THE CHALLENGE: Once you get over the initial hurdles of generating timely and efficient PM schedules, the next step is to ensure adequate tracking of information and accurate data reporting. One of the main reasons large-scale organizations implement a CMMS in the first place is to gain detailed analytical insight into their operations. Although you would be hard-pressed to find a manager who doesn’t believe in the benefits of data reporting, you might be surprised how many do not report on the right data.
TIP #1: Reporting is key, but targeted reports are better
Since a CMMS can report on all of your asset information, it is important to use a targeted approach to provide you with an in-depth analysis instead of a general overview. To do this, one must first set measurable objectives — things the organization wishes to achieve or better understand about its processes. It is important to work with key players in different departments to determine goal priorities. From this point, determine your key performance indicators to track these objectives and run your reports accordingly. Monitoring the progress of your objectives is critical in achieving success. It can also highlight potential pitfalls, allowing you to correct a process before it becomes an issue.
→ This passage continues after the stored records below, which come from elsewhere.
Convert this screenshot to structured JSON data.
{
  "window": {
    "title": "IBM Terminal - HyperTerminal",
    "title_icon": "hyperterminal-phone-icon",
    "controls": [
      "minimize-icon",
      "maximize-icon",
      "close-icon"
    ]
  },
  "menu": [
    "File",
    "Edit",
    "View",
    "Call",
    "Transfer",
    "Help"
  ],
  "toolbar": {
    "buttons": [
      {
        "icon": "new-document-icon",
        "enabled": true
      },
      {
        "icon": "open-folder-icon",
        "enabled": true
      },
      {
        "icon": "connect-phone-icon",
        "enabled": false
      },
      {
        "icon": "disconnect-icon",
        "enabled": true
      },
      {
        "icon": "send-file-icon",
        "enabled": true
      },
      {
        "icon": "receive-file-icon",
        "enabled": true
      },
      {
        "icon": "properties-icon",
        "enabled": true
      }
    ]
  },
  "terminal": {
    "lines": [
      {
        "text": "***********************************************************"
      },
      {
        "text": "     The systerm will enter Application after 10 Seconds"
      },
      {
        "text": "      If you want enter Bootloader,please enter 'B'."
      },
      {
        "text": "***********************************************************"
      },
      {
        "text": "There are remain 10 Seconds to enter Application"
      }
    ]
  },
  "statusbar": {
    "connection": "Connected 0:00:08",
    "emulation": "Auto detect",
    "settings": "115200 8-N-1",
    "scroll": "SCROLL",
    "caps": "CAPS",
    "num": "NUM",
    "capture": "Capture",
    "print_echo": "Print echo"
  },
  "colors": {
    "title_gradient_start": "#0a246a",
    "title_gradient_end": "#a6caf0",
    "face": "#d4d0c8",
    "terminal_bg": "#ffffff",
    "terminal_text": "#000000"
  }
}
When we spoke with one of our clients, Armtec Infrastructure Inc, they told us about the importance of their PM system. Leo Logashov, the National Operations Excellence Manager at Armtec during this process, explained, “Seeing if something is overdue gets management’s attention. We run current work order reports to see open PM’s, overdue PM’s and how many days overdue they are. It tells us what each plant is doing, which is what management really cares about.” To learn more about Armtec’s client success story, click here!
TIP #2: All good things take time, so give it some
Finally, it is important to leave enough time to perform thoughtful analysis and gather the right data. Administrators can be so busy fulfilling their maintenance responsibilities that higher-level performance analysis is left behind. Make sure that you carve out adequate time to analyze data and pull good information from your CMMS. To make this a little easier, utilize the scheduling function that automatically generates and sends reports at a predetermined frequency. You’ll definitely get brownie points from management when they open their emails on Monday morning to find a simple PM report on last week’s activities.
With any sophisticated software, potential pitfalls may exist that make your work routine more difficult than it has to be. By giving a little love to your system during the setup process, utilizing helpful features to organize your PM scheduling and creating objectives ahead of time to analyze the right data, you can not only avoid these pitfalls but also optimize your system and truly increase maintenance efficiency.
To learn more about Hippo CMMS and how we can improve your preventive maintenance program click here .